> _DATASET EXCERPTS_:
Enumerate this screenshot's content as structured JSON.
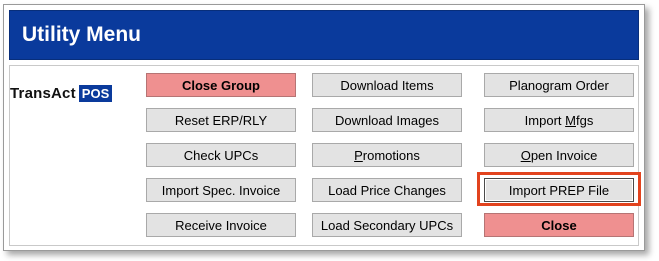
{
  "window": {
    "title": "Utility Menu"
  },
  "logo": {
    "text": "TransAct",
    "badge": "POS"
  },
  "buttons": {
    "col1": [
      {
        "label": "Close Group"
      },
      {
        "label": "Reset ERP/RLY"
      },
      {
        "label": "Check UPCs"
      },
      {
        "label": "Import Spec. Invoice"
      },
      {
        "label": "Receive Invoice"
      }
    ],
    "col2": [
      {
        "label": "Download Items"
      },
      {
        "label": "Download Images"
      },
      {
        "pre": "",
        "mnemonic": "P",
        "post": "romotions"
      },
      {
        "label": "Load Price Changes"
      },
      {
        "label": "Load Secondary UPCs"
      }
    ],
    "col3": [
      {
        "label": "Planogram Order"
      },
      {
        "pre": "Import ",
        "mnemonic": "M",
        "post": "fgs"
      },
      {
        "pre": "",
        "mnemonic": "O",
        "post": "pen Invoice"
      },
      {
        "label": "Import PREP File"
      },
      {
        "label": "Close"
      }
    ]
  },
  "colors": {
    "titlebar": "#0a3a9c",
    "button": "#e3e3e3",
    "button_red": "#ef9090",
    "highlight": "#e2431e"
  }
}
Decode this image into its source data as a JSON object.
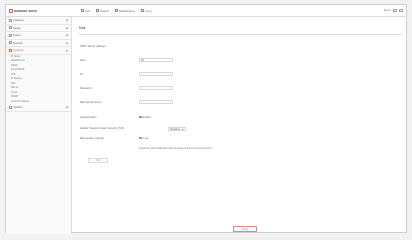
{
  "app": {
    "logo_text": "WISENET WAVE"
  },
  "topnav": [
    {
      "label": "Live",
      "icon": "monitor-icon"
    },
    {
      "label": "Search",
      "icon": "search-icon"
    },
    {
      "label": "Maintenance",
      "icon": "wrench-icon"
    },
    {
      "label": "Setup",
      "icon": "gear-icon",
      "active": true
    }
  ],
  "topright": {
    "user": "admin",
    "icons": [
      "help-icon",
      "logout-icon"
    ]
  },
  "sidebar": {
    "groups": [
      {
        "label": "Camera"
      },
      {
        "label": "Setup"
      },
      {
        "label": "Event"
      },
      {
        "label": "Record"
      },
      {
        "label": "Network",
        "open": true,
        "items": [
          "IP Setup",
          "Network port",
          "DDNS",
          "Fixed DDNS",
          "P2P",
          "IP filtering",
          "SSL",
          "802.1x",
          "Email",
          "SNMP",
          "Auto IP configure"
        ]
      },
      {
        "label": "System"
      }
    ]
  },
  "main": {
    "title": "Mail",
    "section_title": "SMTP Server Settings",
    "fields": [
      {
        "label": "Host",
        "value": "25"
      },
      {
        "label": "ID",
        "value": ""
      },
      {
        "label": "Password",
        "value": ""
      },
      {
        "label": "Mail Sender (from)",
        "value": ""
      }
    ],
    "auth_label": "Authentication",
    "auth_checkbox_label": "Enable",
    "tls_label": "Enable Transport Layer Security (TLS)",
    "tls_select_value": "Disabled",
    "interval_label": "Mail sending interval",
    "interval_option": "1 sec",
    "note": "Sends an email notification with the image of the event that occurred.",
    "test_button": "Test",
    "apply_button": "Apply"
  }
}
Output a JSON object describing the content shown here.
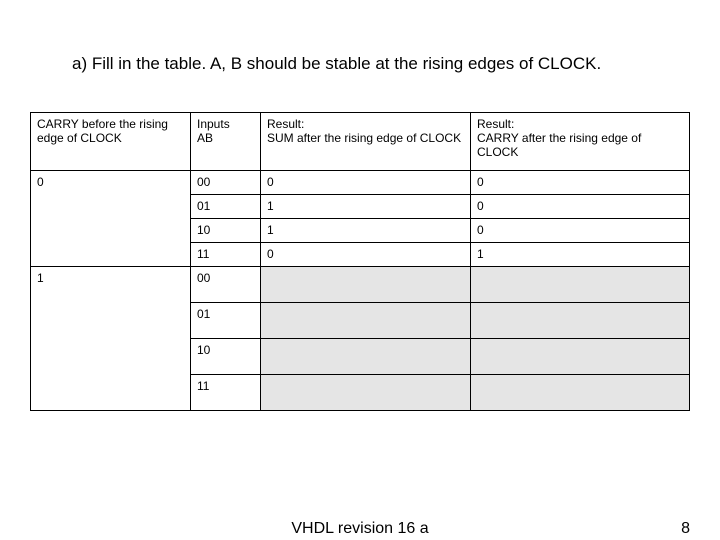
{
  "title": "a) Fill in the table. A, B should be stable at the rising edges of CLOCK.",
  "headers": {
    "carry_before_l1": "CARRY before the rising",
    "carry_before_l2": "edge of CLOCK",
    "inputs_l1": "Inputs",
    "inputs_l2": "AB",
    "sum_l1": "Result:",
    "sum_l2": "SUM after the rising edge of CLOCK",
    "carry_after_l1": "Result:",
    "carry_after_l2": "CARRY after the rising edge of CLOCK"
  },
  "group0_label": "0",
  "group1_label": "1",
  "rows0": [
    {
      "ab": "00",
      "sum": "0",
      "carry": "0"
    },
    {
      "ab": "01",
      "sum": "1",
      "carry": "0"
    },
    {
      "ab": "10",
      "sum": "1",
      "carry": "0"
    },
    {
      "ab": "11",
      "sum": "0",
      "carry": "1"
    }
  ],
  "rows1": [
    {
      "ab": "00"
    },
    {
      "ab": "01"
    },
    {
      "ab": "10"
    },
    {
      "ab": "11"
    }
  ],
  "footer_center": "VHDL revision 16 a",
  "footer_page": "8"
}
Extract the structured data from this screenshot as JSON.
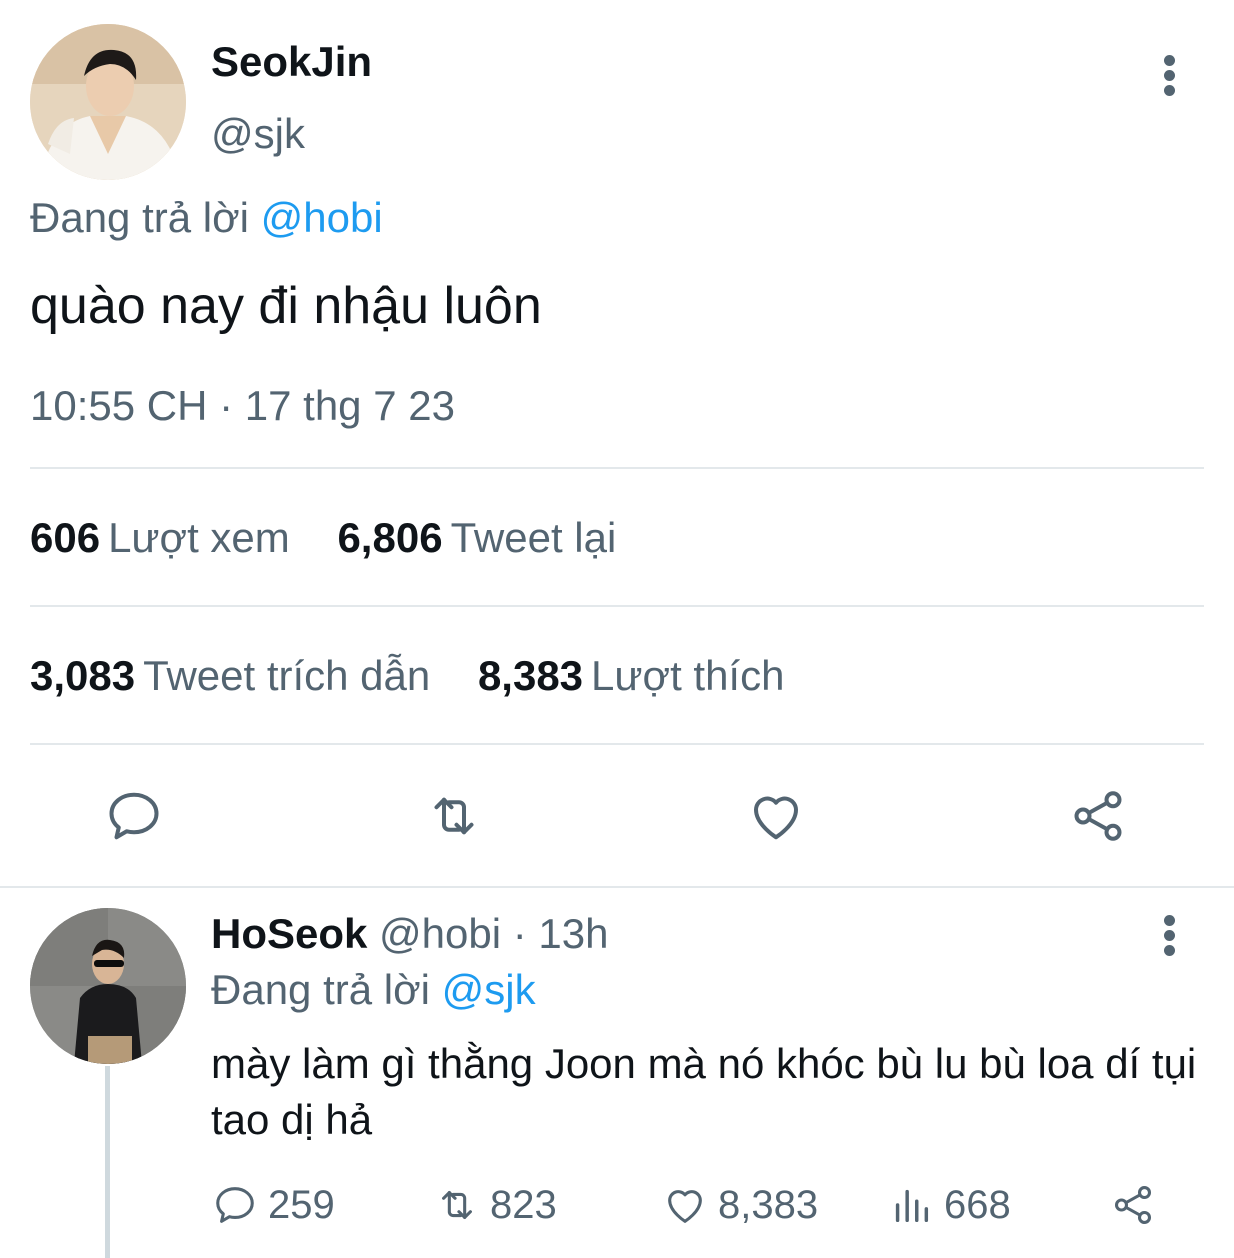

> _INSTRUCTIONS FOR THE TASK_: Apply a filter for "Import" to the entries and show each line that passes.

> _OUTPUT_:
        "label": "Import Spec. Invoice"
        "pre": "Import ",
        "label": "Import PREP File"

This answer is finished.